Omega 3s may help people with OSA. The ability of omega 3s to reduce inflammation may make these fatty acids especially helpful to people with obstructive sleep apnea. Research has shown that low levels of the omega 3 DHA are associated with greater severity of OSA, and that increasing levels of DHA reduce the risks for severe sleep apnea. We don’t have enough research to know yet, but scientists are exploring a causal link between omega 3 deficiency and the onset of obstructive sleep apnea. And the anti-inflammatory abilities of omega 3s may help to improve cardiovascular function and reduce the risks for cardiovascular problems in people with obstructive sleep apnea. (Remember, cardiovascular disease is a serious risk associated with obstructive sleep apnea.)
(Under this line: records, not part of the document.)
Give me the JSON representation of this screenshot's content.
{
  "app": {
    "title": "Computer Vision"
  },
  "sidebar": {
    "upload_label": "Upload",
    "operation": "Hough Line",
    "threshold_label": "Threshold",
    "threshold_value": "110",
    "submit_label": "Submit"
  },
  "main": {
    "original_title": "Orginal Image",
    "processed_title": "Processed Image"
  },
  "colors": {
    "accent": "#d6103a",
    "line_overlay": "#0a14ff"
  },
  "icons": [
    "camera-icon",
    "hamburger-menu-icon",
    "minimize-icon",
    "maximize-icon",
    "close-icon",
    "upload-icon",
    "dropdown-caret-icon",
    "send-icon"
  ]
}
Omega 3s may aid sleep during pregnancy. Recent research showed a significant link between low levels of DHA and poor sleep in pregnant women. Scientists found the association between low DHA and poor sleep extended to include higher inflammation and shorter lengths of gestation. Omega 3 fatty acids have been identified by scientists as critically important to fetal development, particularly to the development of the brain and central nervous system.
The benefits of omega 3s during pregnancy don’t only include mom, but the baby as well: studies show greater consumption of DHA during pregnancy is linked to stronger sleep patterns in newborns.
Omega 3s are linked to better sleep in children. A growing body of research indicates the benefits of omega 3 fatty acids to children’s sleep. A 2014 study showed children who received supplemental omega 3 fatty acids slept almost an additional hour per night and woke up an average of seven fewer times throughout their night’s sleep. A 2017 study of children ages 9-11 found frequent omega 3-rich fish consumption was linked to both improved sleep quality and higher IQ scores. As I mentioned above, children who are exposed to greater amounts of the omega 3 DHA in utero sleep better during infancy.
Omega 3s are essential to cognitive health at every age. From before birth to older age, omega 3s appear to have a critical role to play in supporting cognitive development and health, and guarding against cognitive decline and some neurodegenerative diseases. In addition to improving sleep, higher levels of maternal omega 3s during pregnancy are linked to better cognitive development in young children, including stronger language skills, IQ, and visual motor skills. In teens, omega 3 intake is linked to better academic performance and better overall cognitive performance, including a stronger vocabulary. Science indicates that consumption of omega 3s early in life and in adulthood also affects brain function related to behavior and mood, with higher levels of omega 3s perhaps resulting in less aggression and hostility.
And more consumption of omega 3s during middle and older age appear to protect us against cognitive decline and dementia. One study showed people who fell in the top 25 percent of DHA levels, as measured in blood tests, had a 47 percent lower risk of developing dementia.
The brain and other health benefits on their own are enough to make omega 3 foods a priority in your diet. Add the prospect of better sleep to the mix, and it’s an even better idea.
Michael J. Breus, PhD, DABSM
The Sleep Doctor™